“We are just starting our budget deliberations,” said Mayor Ron Maguire. “We might want to make a donation towards a market study. You've acquitted yourself well to the questions we've brought to you.”
COST OF CAMPING PERMITS FROZEN - A routine request by Recreation Co-ordinator Cory Klatt to open up the Frontenac Parklands online reservation system for the season got caught up in the township’s budget debate.
“Given that council agreed to increase wages by 3% this year at our budget meeting, I think we should raise all fees 3%,” said Jim Beam.
“It think that's a wonderful point,” said Cory Klatt. “The only thing is that I think people are just now getting used to paying the fees, and use has been going up. I would be concerned about raising fees at this point. I think we are still in just too delicate a stage to be increasing fees.”
Councilor Lonnie Watkins said, “Let's leave it as is, raise the number of users, and then see what happens in a year or so.”
Councilor Bob Olmstead agreed with Jim Beam's logic.
“If wages are up, service fees should go up,” he said.
In the end the program was renewed with no fee increase.
MAGUIRE OPPOSES LOCAL MONEY FOR PINE MEADOW - Mayor Maguire reported that his motion at Frontenac County Council in favour of a contribution of $25,000 per year for ten years towards upgrades at the Pine Meadow Nursing Home had been defeated.
“Some of the reasons were incredulous to me, but there you have it,” he said. “I was particularly disappointed by the stance taken by Mayor Gutowski this time around, but it's been taffy pull all along at the county anyway.”
Maguire took note of a suggestion that the local municipalities might consider supporting nursing homes. “I hate that,” he said, “Social services are a county responsibility. If we start paying those costs at the township level we would put ourselves into a pretty tight corner.
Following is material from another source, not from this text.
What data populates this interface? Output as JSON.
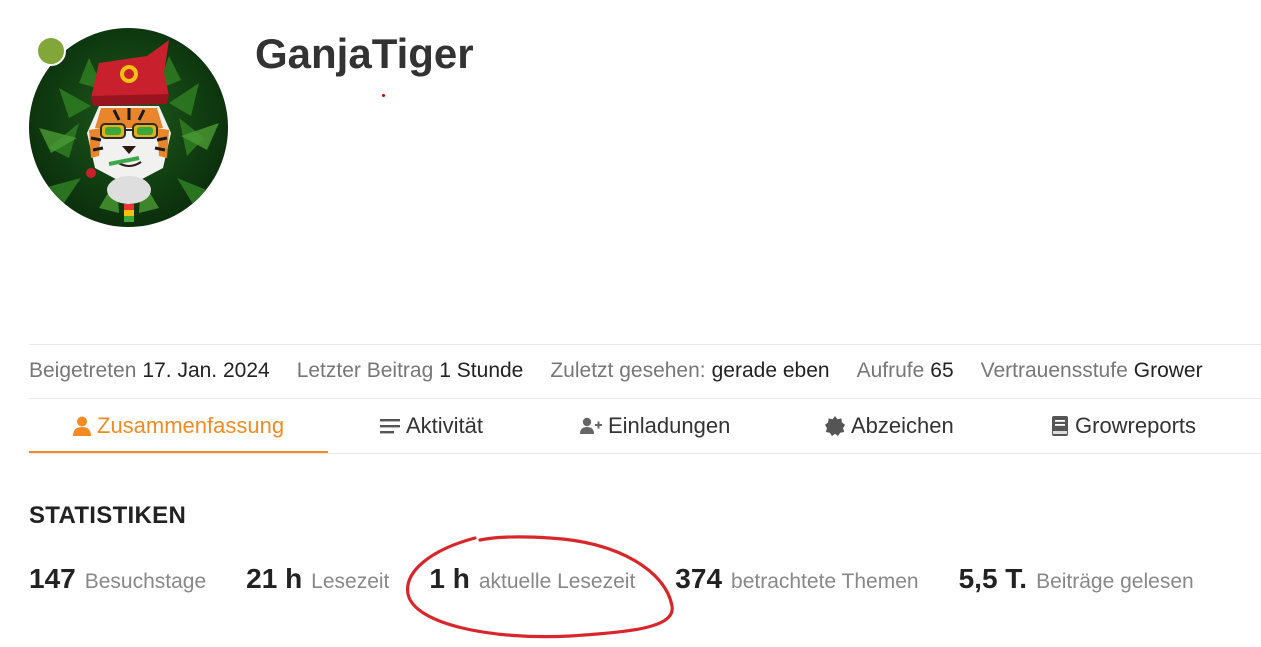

Council might want to act differently, which is fine, but that's my position.”
BEAM WANTS MORE HOURS FOR OMPAH LIBRARY: Deputy Mayor Jim Beam said he had been contacted by people in Ompah who were upset that when the Plevna library re-opens, the hours at the Ompah library will be reduced to four a week, less than the six hours per week it had been open when the Plevna library was last in operation.
“I would like it on record that Ompah should be open for at least six hours a week,” Beam said.